System Size Limits:
The current 10 KW limit needs an increase. The “environmental groups” would advocate an aggressive increase to 2 MW of system size or more. Very real concerns have been raised about the safety of interconnecting large generation facilities. Very valid comments have been made about the cost to upgrade substations equipment to properly protect distribution circuits with large generation facilities. There is the argument that an increase needs to address the demand in the marketplace. From our perspective, a simple 10 fold increase in nameplate capacity will address a significant portion of the needs of all but the most power intensive energy customers. At the same time, this limits the need for substation upgrade costs as most circuits will be rated to deal with generating facilities of this size. Safety concerns at this level are reasonable and inexpensively addressed. While a limit in the 100 KW range will certainly eliminate some customers, and some parties that are currently interested in net metering specific projects, it will include far more customers than it will eliminate.
As a DG business in Indiana we are not guaranteed the ability to net meter even a small system. No business, city hall, library, police station, or non-profit is guaranteed a net metered system under the current rules. We have one small country church that has a 1200 watt wind turbine that was refused a net metering contract with AEP. Indiana promotes itself as a business friendly state, but in this regard the business customers that will most readily be able to invest in DG technology are eliminated from the net metering rules.

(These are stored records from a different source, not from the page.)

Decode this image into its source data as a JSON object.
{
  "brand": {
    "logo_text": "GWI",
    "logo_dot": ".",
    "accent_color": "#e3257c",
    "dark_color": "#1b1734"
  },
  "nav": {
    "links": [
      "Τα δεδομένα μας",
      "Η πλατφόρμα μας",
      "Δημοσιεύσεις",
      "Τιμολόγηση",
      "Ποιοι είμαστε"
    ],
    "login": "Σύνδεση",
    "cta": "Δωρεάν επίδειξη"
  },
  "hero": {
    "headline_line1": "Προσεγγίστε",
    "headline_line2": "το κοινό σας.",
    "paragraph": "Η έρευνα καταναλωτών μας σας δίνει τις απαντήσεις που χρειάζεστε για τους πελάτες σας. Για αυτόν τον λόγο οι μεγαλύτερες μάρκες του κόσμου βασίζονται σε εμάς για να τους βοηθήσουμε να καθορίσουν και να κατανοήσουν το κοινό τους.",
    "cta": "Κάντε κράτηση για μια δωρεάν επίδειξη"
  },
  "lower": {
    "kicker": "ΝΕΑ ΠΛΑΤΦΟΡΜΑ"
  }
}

It is true that in essence we are asking the rate base to pick up the difference between the avoided cost and the retail rate. At worst they get the economic development that comes along with the installation of the DG system. At best they get the economic benefit and other benefits like support of the grid during some peaking times and delayed upgrades in distribution. Even if you consider it a pure subsidy, the worst case scenario is that a 10 million dollar investment in solar energy would result in only a 1.5 cent increase in a customer’s monthly bill in a 1 million customer rate base. Only 0.3 cents per month spread out over 5 million rate payers. This assumes absolutely no positive benefit to the rate payer.
Current net metering rules are putting Indiana DG business and the industry as a whole at a competitive disadvantage. A simple 10 fold increase in the system size and expansion of the eligible customer classes to include all Hoosiers will go a long way to include the most possible people while limiting the rate payer exposure to added costs, and safety risks. For us, we can summarize it as this: We have been doing this for 5 years. In those 5 years we have become a fairly successful DG business in the state. Our competitors both in and out of the state have positioned themselves to be strategically located near a state with more aggressive policies. While our company has been successful, I don’t think there is one DG business in Indiana that can support high level employees. Personally, my wife and I are each 2 years away from earning PhD’s in chemistry at Purdue University. If the DG industry in Indiana has not gotten to the point that it can support talented individuals with our qualifications, then frankly, we will look for opportunities for our level of training elsewhere. With this in mind, we respectfully request that you open an informal rulemaking that would address the concerns that I outlined above.
President, ECI Wind and Solar Inc.